This is Guy Davis' first Mother's Day without Ruby Dee. In June the award-winning actor, author, poet, activist and half of a beloved Hollywood power couple joined her husband, Ossie Davis, who died in 2005. "The world knows them as Ossie Davis and Ruby Dee," Davis told me. "I knew them as Mom and Dad and that's how they raised me."
I met Guy Davis, a multi-instrumentalist-blues artist, when he performed at the Dakota as part of the "American Roots Revue" produced by Larry Long, the Twin Cities-based singer, songwriter and activist. Davis' next Minnesota appearance is scheduled for June 6 at Grand Marais' Arrowhead Center for the Arts.
We shot my startribune.com/video interview in Minneapolis on March 7, the 50th anniversary of "Bloody Sunday." Davis and Dee were not in Alabama for this tragic chapter in American history, but they internalized the lessons of those times, educated and shielded their children for better days.
Davis said he felt a sense of isolation as his parents were determined to give him the best of everything, including "a white man's education." He recalls how his mother provided a firm hand that his smart mouth sorely needed. Dee may have done the same in a famous scene in "American Gangster" with a certain Oscar-winning heartthrob.
As the father of a twenty-something musician, Davis has become even more astounded by what his mother and father tolerated. He now knows that karma is as real as his mother's love.
Q: What have been the burdens you've had as a result of who your parents were?
A: I had to be a little quieter, sit a little straighter, act a little more civilized and I didn't want to; I wanted to play in the dirt and the mud, stuff like that, like all the other kids. Understand that having noted parents and having what they called "a white man's education" in the middle of a black community, though it is for the ultimate good, it can be isolating.
Q: Did you have a rebellious phase?
A: I thought I invented the word. Rebellious phase when I was a teenager and beyond … I got so smart at the mouth. When you're a young man full of testosterone, talking a certain way in front of your mother is not the time or the place. Mom had hands faster than Bruce Lee. And she didn't take nothing off no smart-mouth teenage boy. She'd come upside my head so fast that my knees were buckling by the time I realized I'd been hit. I don't think any of those hits came without me deserving it. Rebellious phase, it's got to be had. I mean, young men have to find a way to do that, and young women, too.
Q: So when your mother went upside Denzel Washington's head in "American Gangster," she'd had a little practice?
A: Aw, man he got NOTHING! I was the one who got practiced on. Denzel, aw man, that was a little actor slap, a love tap. But I'll bet Denzel didn't see that slap coming either in the film. I could see his face like, "Where'd that come from?"
Q: How did you choose music or did it choose you?

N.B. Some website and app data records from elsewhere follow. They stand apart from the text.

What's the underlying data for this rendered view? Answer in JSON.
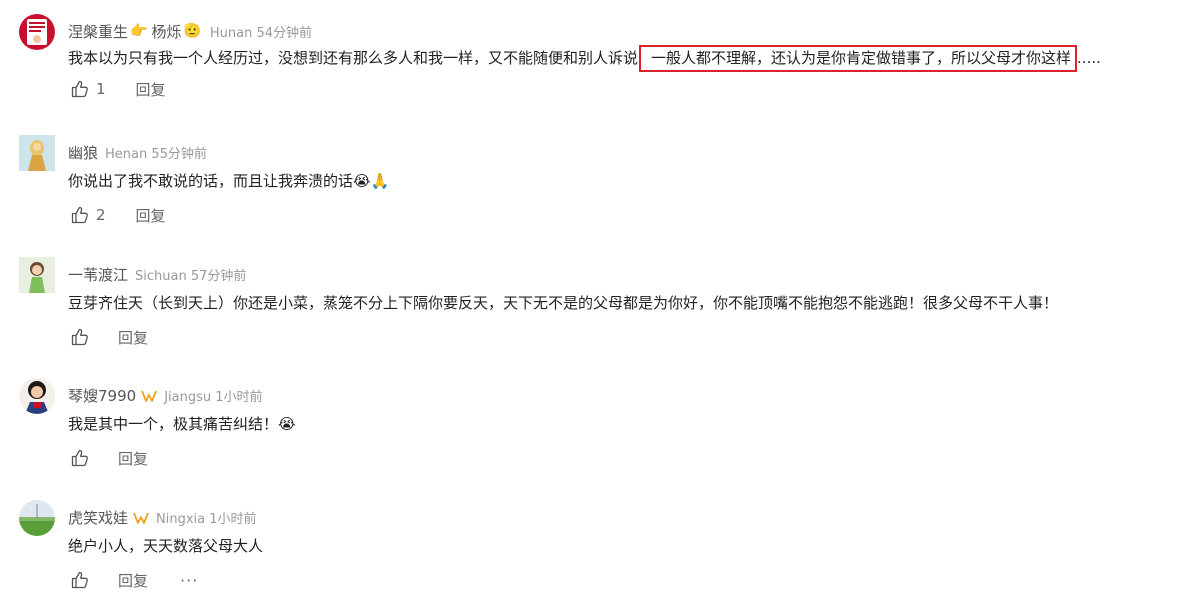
{
  "comments": [
    {
      "username": "涅槃重生",
      "emoji_after_name": "👉",
      "username2": "杨烁",
      "emoji_after_name2": "🫡",
      "location": "Hunan",
      "time": "54分钟前",
      "text_before": "我本以为只有我一个人经历过，没想到还有那么多人和我一样，又不能随便和别人诉说",
      "text_highlight": "一般人都不理解，还认为是你肯定做错事了，所以父母才你这样",
      "text_after": ".....",
      "likes": "1",
      "reply_label": "回复"
    },
    {
      "username": "幽狼",
      "location": "Henan",
      "time": "55分钟前",
      "text": "你说出了我不敢说的话，而且让我奔溃的话😭🙏",
      "likes": "2",
      "reply_label": "回复"
    },
    {
      "username": "一苇渡江",
      "location": "Sichuan",
      "time": "57分钟前",
      "text": "豆芽齐住天（长到天上）你还是小菜，蒸笼不分上下隔你要反天，天下无不是的父母都是为你好，你不能顶嘴不能抱怨不能逃跑！很多父母不干人事！",
      "likes": "",
      "reply_label": "回复"
    },
    {
      "username": "琴嫂7990",
      "location": "Jiangsu",
      "time": "1小时前",
      "text": "我是其中一个，极其痛苦纠结！😭",
      "likes": "",
      "reply_label": "回复"
    },
    {
      "username": "虎笑戏娃",
      "location": "Ningxia",
      "time": "1小时前",
      "text": "绝户小人，天天数落父母大人",
      "likes": "",
      "reply_label": "回复",
      "more_label": "···"
    }
  ],
  "colors": {
    "highlight_border": "#d9232d",
    "badge": "#f0a020",
    "meta_text": "#999999"
  }
}
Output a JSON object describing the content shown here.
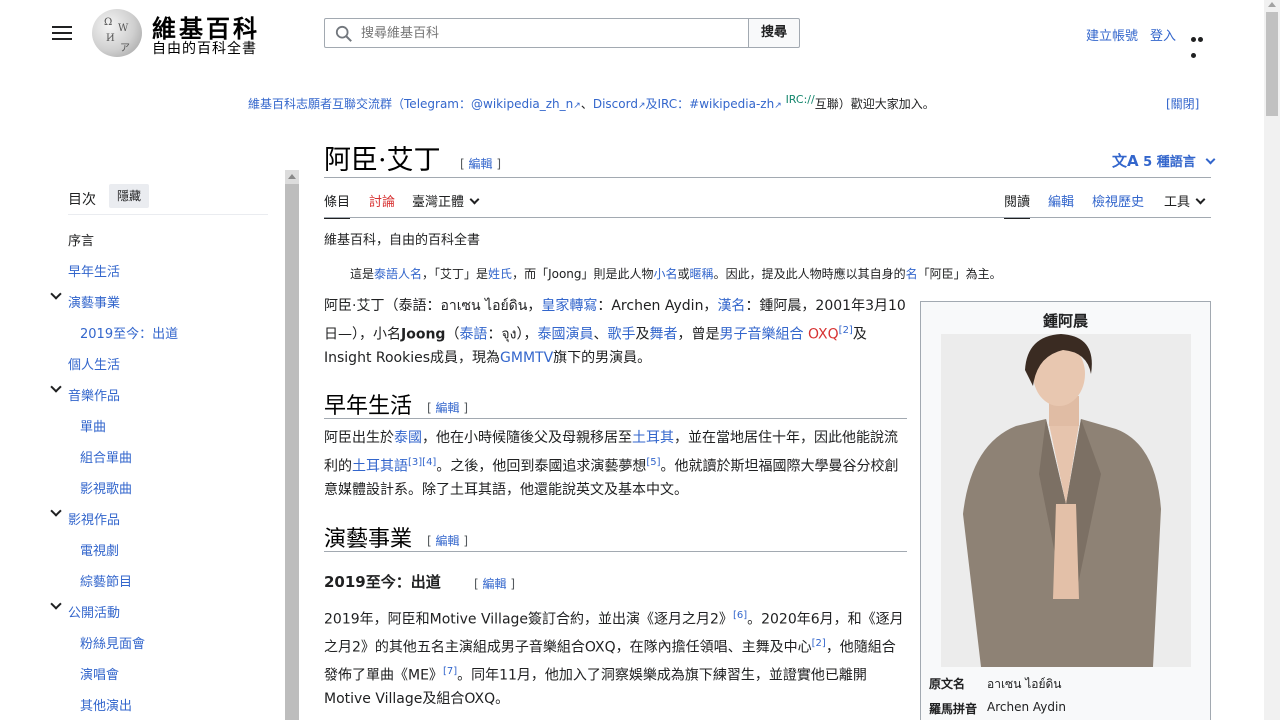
{
  "header": {
    "site_title": "維基百科",
    "site_tagline": "自由的百科全書",
    "search_placeholder": "搜尋維基百科",
    "search_button": "搜尋",
    "create_account": "建立帳號",
    "login": "登入"
  },
  "banner": {
    "part1": "維基百科志願者互聯交流群",
    "part2": "（Telegram：",
    "telegram": "@wikipedia_zh_n",
    "sep1": "、",
    "discord": "Discord",
    "part3": "及IRC：",
    "irc": "#wikipedia-zh",
    "irc_sup": "IRC://",
    "part4": "互聯）歡迎大家加入。",
    "close": "[關閉]"
  },
  "toc": {
    "header": "目次",
    "hide": "隱藏",
    "items": [
      {
        "label": "序言"
      },
      {
        "label": "早年生活"
      },
      {
        "label": "演藝事業"
      },
      {
        "label": "2019至今：出道"
      },
      {
        "label": "個人生活"
      },
      {
        "label": "音樂作品"
      },
      {
        "label": "單曲"
      },
      {
        "label": "組合單曲"
      },
      {
        "label": "影視歌曲"
      },
      {
        "label": "影視作品"
      },
      {
        "label": "電視劇"
      },
      {
        "label": "綜藝節目"
      },
      {
        "label": "公開活動"
      },
      {
        "label": "粉絲見面會"
      },
      {
        "label": "演唱會"
      },
      {
        "label": "其他演出"
      }
    ]
  },
  "article": {
    "title": "阿臣·艾丁",
    "edit": "[ 編輯 ]",
    "languages": "5 種語言",
    "tabs": {
      "article": "條目",
      "talk": "討論",
      "variant": "臺灣正體",
      "read": "閱讀",
      "edit": "編輯",
      "history": "檢視歷史",
      "tools": "工具"
    },
    "site_sub": "維基百科，自由的百科全書",
    "hatnote": {
      "a": "這是",
      "l1": "泰語人名",
      "b": "，「艾丁」是",
      "l2": "姓氏",
      "c": "，而「Joong」則是此人物",
      "l3": "小名",
      "d": "或",
      "l4": "暱稱",
      "e": "。因此，提及此人物時應以其自身的",
      "l5": "名",
      "f": "「阿臣」為主。"
    },
    "intro": {
      "t1": "阿臣·艾丁（泰語：อาเซน ไอย์ดิน，",
      "l1": "皇家轉寫",
      "t2": "：Archen Aydin，",
      "l2": "漢名",
      "t3": "：鍾阿晨，2001年3月10日—），小名",
      "joong": "Joong",
      "t4": "（",
      "l3": "泰語",
      "t5": "：จุง），",
      "l4": "泰國演員",
      "t6": "、",
      "l5": "歌手",
      "t7": "及",
      "l6": "舞者",
      "t8": "，曾是",
      "l7": "男子音樂組合",
      "red1": "OXQ",
      "ref1": "[2]",
      "t9": "及Insight Rookies成員，現為",
      "l8": "GMMTV",
      "t10": "旗下的男演員。"
    },
    "section1": {
      "heading": "早年生活",
      "edit": "[ 編輯 ]",
      "t1": "阿臣出生於",
      "l1": "泰國",
      "t2": "，他在小時候隨後父及母親移居至",
      "l2": "土耳其",
      "t3": "，並在當地居住十年，因此他能說流利的",
      "l3": "土耳其語",
      "ref1": "[3][4]",
      "t4": "。之後，他回到泰國追求演藝夢想",
      "ref2": "[5]",
      "t5": "。他就讀於斯坦福國際大學曼谷分校創意媒體設計系。除了土耳其語，他還能說英文及基本中文。"
    },
    "section2": {
      "heading": "演藝事業",
      "edit": "[ 編輯 ]",
      "sub_heading": "2019至今：出道",
      "sub_edit": "[ 編輯 ]",
      "t1": "2019年，阿臣和Motive Village簽訂合約，並出演《逐月之月2》",
      "ref1": "[6]",
      "t2": "。2020年6月，和《逐月之月2》的其他五名主演組成男子音樂組合OXQ，在隊內擔任領唱、主舞及中心",
      "ref2": "[2]",
      "t3": "，他隨組合發佈了單曲《ME》",
      "ref3": "[7]",
      "t4": "。同年11月，他加入了洞察娛樂成為旗下練習生，並證實他已離開Motive Village及組合OXQ。"
    },
    "infobox": {
      "title": "鍾阿晨",
      "rows": [
        {
          "label": "原文名",
          "value": "อาเซน ไอย์ดิน"
        },
        {
          "label": "羅馬拼音",
          "value": "Archen Aydin"
        }
      ]
    }
  },
  "colors": {
    "link": "#3366cc",
    "red_link": "#d73333",
    "border": "#a2a9b1"
  }
}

A: Ooooo, you sneaked up on me there. Music I felt was already inside of me in some kind of way. The music in its own way did choose me. It's like breath, it opens you. My talent, and hopefully skill now, allow me to share that and to expand it outward to others, filled with the knowledge that though I have given birth to a song, in a way it's not mine.
Q: Is your son a musician, too?
A: He is a musician, young man is going to film school so there is art in him. He does a great deal of writing, he reminds me of his grandfather, my father. I would come home and see my father at 5 o'clock in the morning — he'd be at the dining room table. He'd have two yellow legal pads on the table, an oatmeal canister with pencils in it, erasers. He let me know that talent is a mighty fine thing, and you are blessed if you have it. But craft, when you take that talent and turn it into something, means working at it whether you feel like it or not. You've got to work like the devil, no freebies.
A longer version of this interview is online with video. To contact C.J. try email@example.com and to see her watch Fox 9's "Buzz."